From that point forward I too would be intentional with Matthew, only I would intentionally love, praise, listen, encourage, teach and spend time with him. The “Be Intentional” principle rolled over to life outside of camp. I learned to be intentional with my friends and family, co-workers and customers. I would not wait for other people to fix the problems. I found a need and filled it. I learned to lead by example. If you want to be the greatest in the world, serve others! If you want to be first, put yourself last! If you want to get even with those that harm you, forgive them. I decided to live intentionally. Rather than have life just happen… I decided to be the cause .

I cannot lie and say everything was a bed of roses that week of camp, but things were considerably better. Matthew’s hard shell began to fall away and an amazing young man began to emerge. My time with Matthew ended years ago but I still find those same needs in others today. I see issues that need to be addressed and problems that need to be resolved. I have decided to be intentional, and that has made all the difference. I know this principle works, because by the end of the week, the one kid that originally fought to leave… cried to stay.

Friday, August 5, 2011

Business Plan Competition

If you have a business plan that is just waiting for the right opportunity, if you have a fire in your belly to create something important that can lead to job creation, below if just the opportunity you have been waiting for. Please feel free to get in touch, if you need assistance.



TO: Friends of the incubator, area entrepreneurs, students, and colleagues



FROM: Stan Mandel, Professor of Practice, Director of Angell Center of ENT



DATE: July 29, 2011
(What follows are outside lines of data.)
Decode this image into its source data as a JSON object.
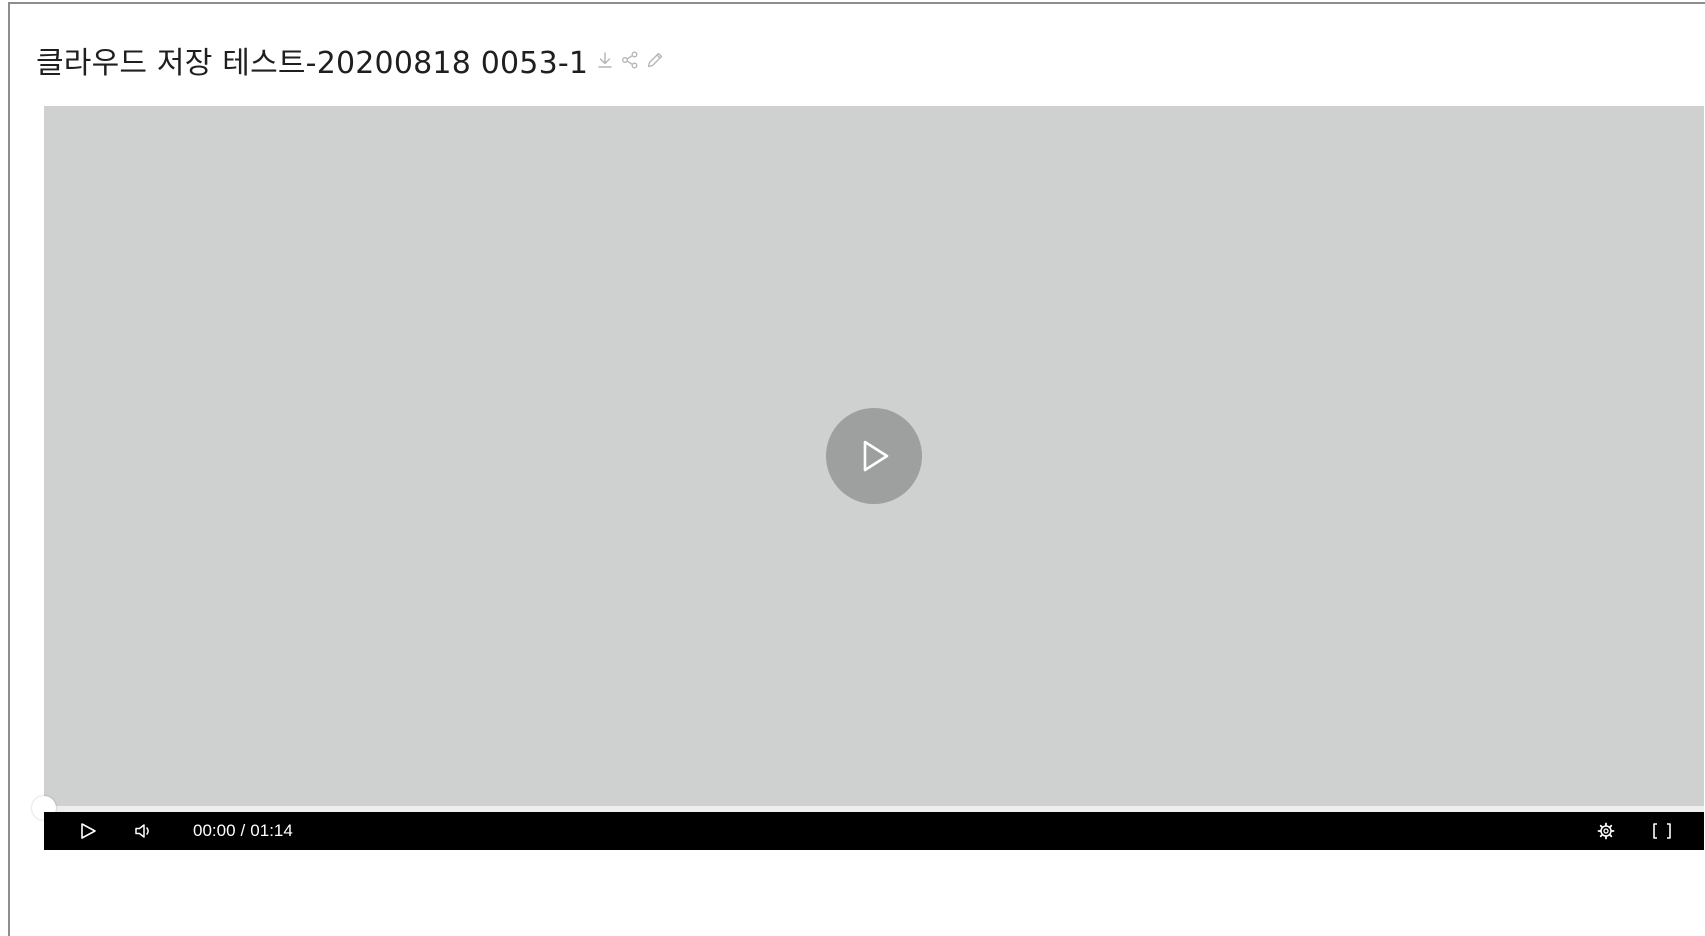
{
  "video": {
    "title": "클라우드 저장 테스트-20200818 0053-1",
    "current_time": "00:00",
    "separator": "/",
    "duration": "01:14",
    "progress_fraction": 0
  },
  "title_actions": [
    {
      "icon": "download-icon"
    },
    {
      "icon": "share-icon"
    },
    {
      "icon": "edit-pencil-icon"
    }
  ],
  "controls": {
    "left": [
      "play-icon",
      "volume-icon"
    ],
    "right": [
      "settings-gear-icon",
      "fullscreen-icon"
    ]
  },
  "colors": {
    "player_background": "#cfd1d0",
    "big_play_button": "#9e9f9f",
    "control_bar": "#000000",
    "title_icons": "#b4b4b4"
  }
}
SUBJECT: PTP NEXT Seed Funding Competition Opens August 15th


Trust your summer is progressing nicely and you are finding new opportunities to capitalize on. Following is one you may wish to participate in as it offers exciting opportunities if you are launching a new venture or wish to be part of an ecosystem to assist in such launches.



Please check out the PTP NEXT Business competition http://ptpnext.com, a brand new grant and support competition for innovative Triad NC region entrepreneurs, and share it with your colleagues, clients, students, constituents and friends.
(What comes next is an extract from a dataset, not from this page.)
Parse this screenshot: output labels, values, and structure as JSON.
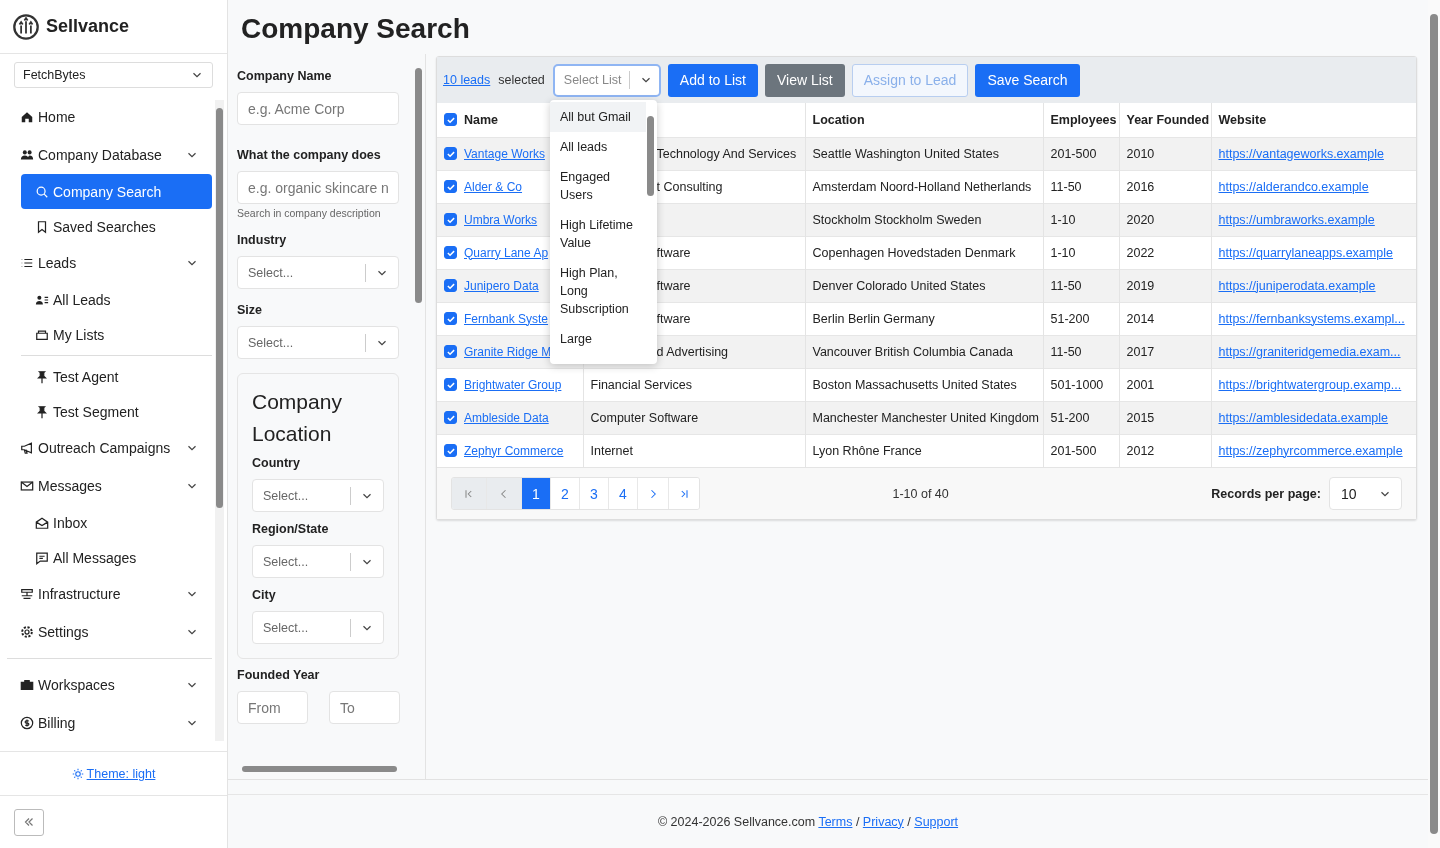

PTP NEXT is spearheaded by a truly collaborative, talented and region-wide group of young leaders who are deeply committed to the Piedmont Triad's future economic vitality. They've forged partnerships with NC IDEA (who has granted more than $2 million to 57 young NC companies) and the Piedmont Triad Partnership. PTP NEXT is working closely with the Angell Center for Entrepreneurship and our incubator-among many others - so that young Triad companies can successfully compete for grants of up to $50K. (If you or your organization wants to be more actively involved, you can connect via their website.)



The online application launches on August 15th and is open only until September 9th, so our immediate task is to spread the word. Detailed info about eligibility and the review process is on the PTP NEXT websitehttp://ptpnext.com and I've also attached their recent press release.



We all know that lack of early funding is one of our biggest obstacles, so I encourage you to get behind this effort and spread the word.



Best regards, Stan




Stanley W. Mandel, Ph.D., CPA, PE
Professor of Practice and Director, Angell Center for Entrepreneurship
Schools of Business
Wake Forest University
P.O. Box 7659
Winston-Salem, NC 27109

mandelsw@wfu.edu

p 336.758.3689

c 335.671.9884
f 336.758.4514